for National Geographic News
A story circulating on the Internet this holiday season claims that the famous Rudolph may have been a girl.
Rudolph, the red-nosed reindeer, is the lead guy hauling the sleigh as Santa makes his annual one-night trip around the world.
As the much-emailed account goes, male reindeer generally shed their antlers long before December 25, whereas the females retain theirs until at least January. The reindeer are always depicted as having antlers, so Santa's outriders must all be females.
But is there a scientific basis to this theory?
A hard look at the evidence suggests that at least some of Santa's reindeer were females (the ones giving the directions, no doubt), some may have been young bulls, and some may have been neutered males. And Rudolph got to be the lead guy because he had a snout full of parasites.
Many questions remain; how is it that Santa chose reindeer to haul his sleigh? Why not horses?

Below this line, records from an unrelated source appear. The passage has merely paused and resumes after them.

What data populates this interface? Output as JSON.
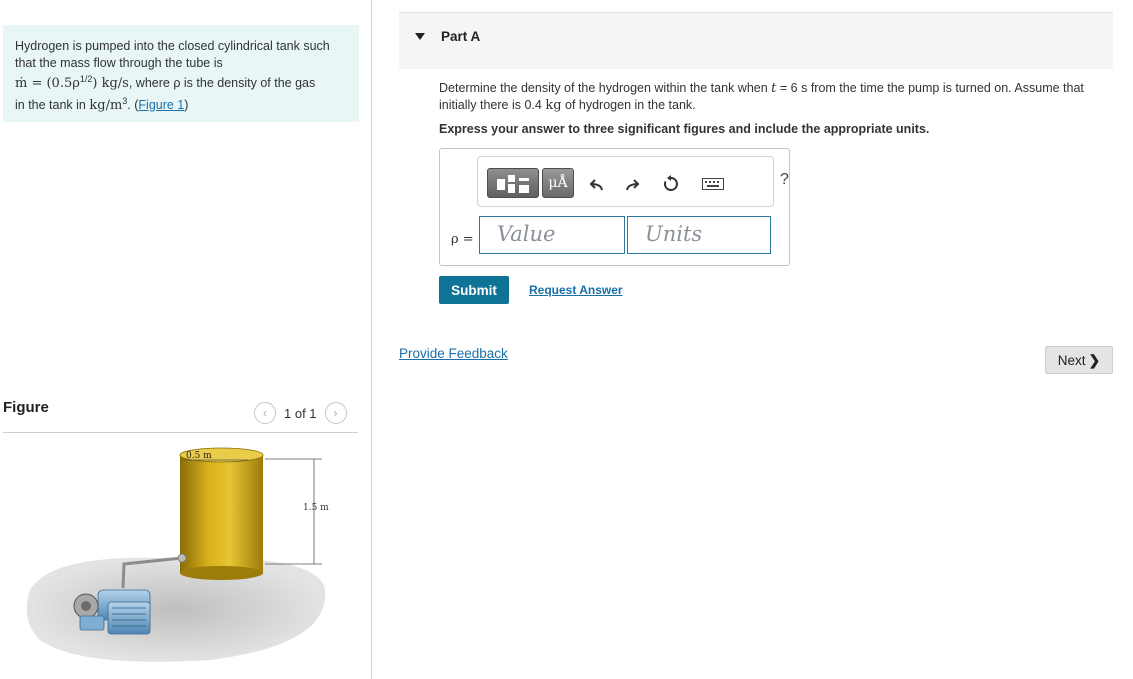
{
  "problem": {
    "line1": "Hydrogen is pumped into the closed cylindrical tank such",
    "line2": "that the mass flow through the tube is",
    "formula": "ṁ = (0.5ρ",
    "formula_exp": "1/2",
    "formula_units": ") kg/s",
    "formula_tail": ", where ρ is the density of the gas",
    "line4_prefix": "in the tank in",
    "units": "kg/m",
    "units_exp": "3",
    "line4_suffix": ". (",
    "figure_link": "Figure 1",
    "close_paren": ")"
  },
  "figure": {
    "title": "Figure",
    "prev_icon": "chevron-left-icon",
    "next_icon": "chevron-right-icon",
    "count": "1 of 1",
    "diameter_label": "0.5 m",
    "height_label": "1.5 m",
    "tank_color": "#d9b21d",
    "pump_color": "#6fa3cc"
  },
  "part": {
    "title": "Part A",
    "question_prefix": "Determine the density of the hydrogen within the tank when",
    "question_t": "t",
    "question_eq": "= 6",
    "question_s": "s",
    "question_mid": "from the time the pump is turned on. Assume that",
    "question_line2_prefix": "initially there is 0.4",
    "question_kg": "kg",
    "question_line2_suffix": "of hydrogen in the tank.",
    "instruction": "Express your answer to three significant figures and include the appropriate units."
  },
  "toolbar": {
    "templates_icon": "templates-icon",
    "units_button": "μÅ",
    "undo_icon": "undo-icon",
    "redo_icon": "redo-icon",
    "reset_icon": "reset-icon",
    "keyboard_icon": "keyboard-icon",
    "help": "?"
  },
  "answer": {
    "label": "ρ =",
    "value_placeholder": "Value",
    "units_placeholder": "Units"
  },
  "actions": {
    "submit": "Submit",
    "request_answer": "Request Answer",
    "provide_feedback": "Provide Feedback",
    "next": "Next",
    "next_icon": "chevron-right-icon"
  },
  "colors": {
    "accent": "#0f7396",
    "link": "#1a6fa8",
    "problem_bg": "#e8f6f6"
  }
}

And who made Father Christmas fat? Inquiring minds want to know.
Creating Legends and Traditions
Two children's books written in the early 1800s are credited with introducing the reindeer aspect to the Santa legend.

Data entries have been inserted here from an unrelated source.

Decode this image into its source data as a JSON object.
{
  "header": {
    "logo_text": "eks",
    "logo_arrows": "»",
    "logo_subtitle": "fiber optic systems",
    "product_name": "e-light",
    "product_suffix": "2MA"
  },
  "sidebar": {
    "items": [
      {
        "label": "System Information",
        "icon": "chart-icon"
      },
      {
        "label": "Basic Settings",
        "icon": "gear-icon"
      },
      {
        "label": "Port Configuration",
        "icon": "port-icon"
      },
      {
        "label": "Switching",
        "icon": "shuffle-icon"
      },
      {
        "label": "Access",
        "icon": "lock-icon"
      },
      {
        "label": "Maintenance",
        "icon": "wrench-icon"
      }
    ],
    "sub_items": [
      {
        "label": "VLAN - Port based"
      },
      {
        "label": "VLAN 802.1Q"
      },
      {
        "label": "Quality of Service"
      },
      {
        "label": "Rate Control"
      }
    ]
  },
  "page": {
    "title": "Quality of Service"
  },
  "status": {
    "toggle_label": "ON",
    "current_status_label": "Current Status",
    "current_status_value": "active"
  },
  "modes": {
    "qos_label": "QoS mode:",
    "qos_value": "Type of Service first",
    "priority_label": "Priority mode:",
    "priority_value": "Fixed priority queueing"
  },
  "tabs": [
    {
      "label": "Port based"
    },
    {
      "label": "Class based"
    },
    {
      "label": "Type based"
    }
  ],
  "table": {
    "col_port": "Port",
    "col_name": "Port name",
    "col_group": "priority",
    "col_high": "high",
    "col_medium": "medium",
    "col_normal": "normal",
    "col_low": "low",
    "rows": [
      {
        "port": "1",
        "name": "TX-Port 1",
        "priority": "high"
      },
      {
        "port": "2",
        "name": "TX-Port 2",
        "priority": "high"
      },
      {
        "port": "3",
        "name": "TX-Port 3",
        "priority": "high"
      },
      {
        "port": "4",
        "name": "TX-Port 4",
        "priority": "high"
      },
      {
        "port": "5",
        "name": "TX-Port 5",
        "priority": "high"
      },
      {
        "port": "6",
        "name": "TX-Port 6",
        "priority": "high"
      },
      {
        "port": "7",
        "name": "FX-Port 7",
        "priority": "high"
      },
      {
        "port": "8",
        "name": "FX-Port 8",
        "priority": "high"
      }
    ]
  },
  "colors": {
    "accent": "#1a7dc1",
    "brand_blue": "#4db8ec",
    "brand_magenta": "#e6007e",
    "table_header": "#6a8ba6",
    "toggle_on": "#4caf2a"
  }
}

The first, The Children's Friend, published in 1821, contains an illustration depicting an elfin-sized Santa dressed in red in a tiny sleigh pulled by one reindeer. The scene shows him delivering books and toys to good children, and a birch rod to those that have been naughty, said Laura Wasowicz at the American Antiquarian Society. "The book is very rare," she said. "We might have the only copy."

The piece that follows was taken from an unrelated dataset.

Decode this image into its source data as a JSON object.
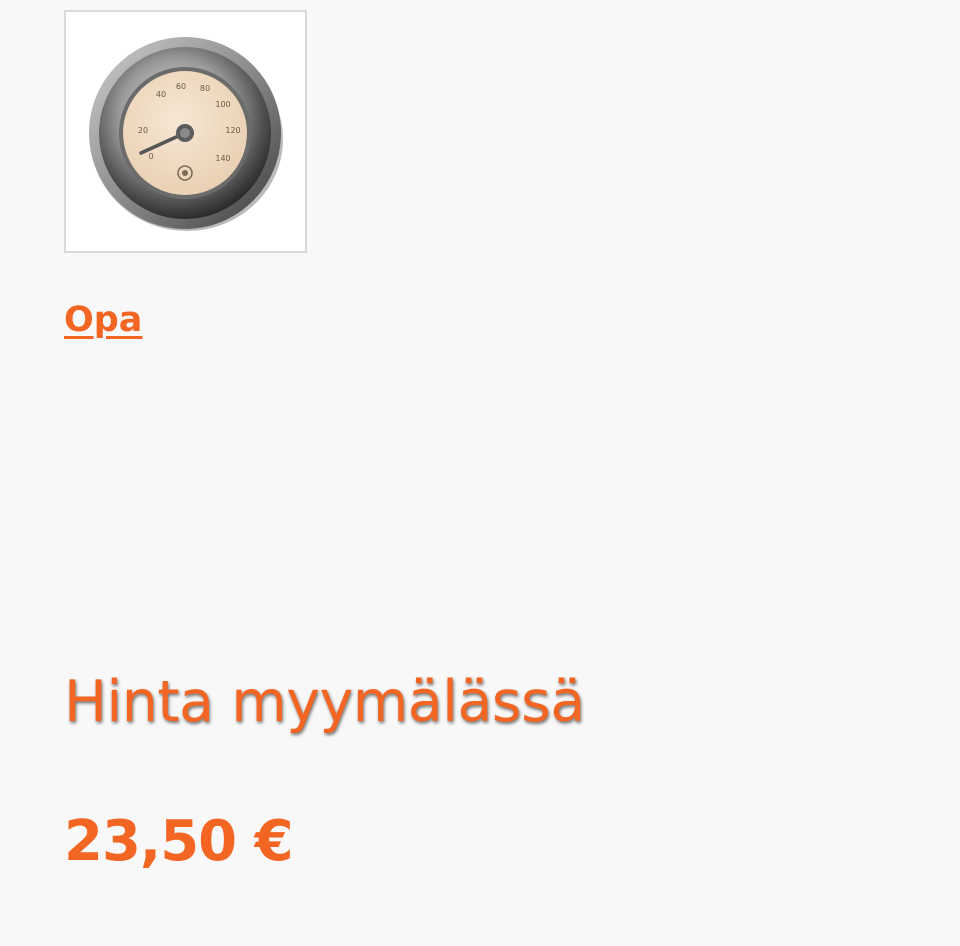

But it wasn't until 1823, when Clement Clarke Moore first published The Night Before Christmas in an upstate New York newspaper, that the reindeer legend really took off. In Moore's classic poem Santa had eight reindeer and they didn't really fly.
"Every American knows this poem," said Stephen Nissenbaum, historian and author of The Battle for Christmas, which was a finalist for the Pulitzer Prize in 1996. "But the 1848 edition shows Santa and the reindeer as miniatureelfinand not flying through the air; they only leap into the air to avoid an obstacle or to get on the rooftop from the ground."
SOURCES AND RELATED WEB SITES